(Page and application data records)
--- START ---
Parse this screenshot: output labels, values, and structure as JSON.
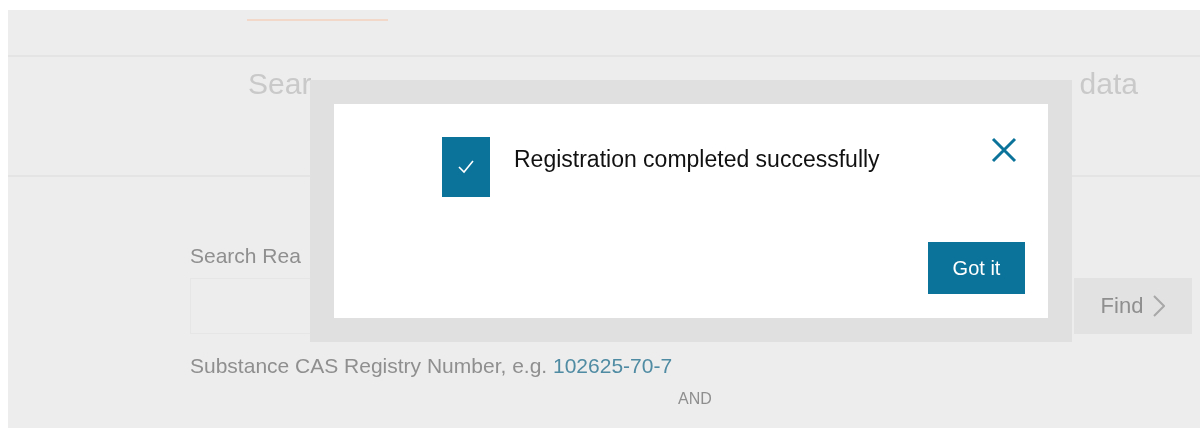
{
  "nav": {
    "tabs": [
      {
        "selected": true
      }
    ]
  },
  "hero": {
    "heading_start": "Sear",
    "heading_end": "data"
  },
  "search": {
    "label": "Search Rea",
    "find_button": "Find",
    "hint": "Substance CAS Registry Number, e.g.",
    "hint_link": "102625-70-7",
    "connector": "AND"
  },
  "dialog": {
    "checked": true,
    "message": "Registration completed successfully",
    "button": "Got it"
  }
}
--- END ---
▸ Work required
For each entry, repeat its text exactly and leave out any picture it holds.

▸ The answer
Parse this screenshot: output labels, values, and structure as JSON.
{
  "nav": {
    "tabs": [
      {
        "selected": true
      }
    ]
  },
  "hero": {
    "heading_start": "Sear",
    "heading_end": "data"
  },
  "search": {
    "label": "Search Rea",
    "find_button": "Find",
    "hint": "Substance CAS Registry Number, e.g.",
    "hint_link": "102625-70-7",
    "connector": "AND"
  },
  "dialog": {
    "checked": true,
    "message": "Registration completed successfully",
    "button": "Got it"
  }
}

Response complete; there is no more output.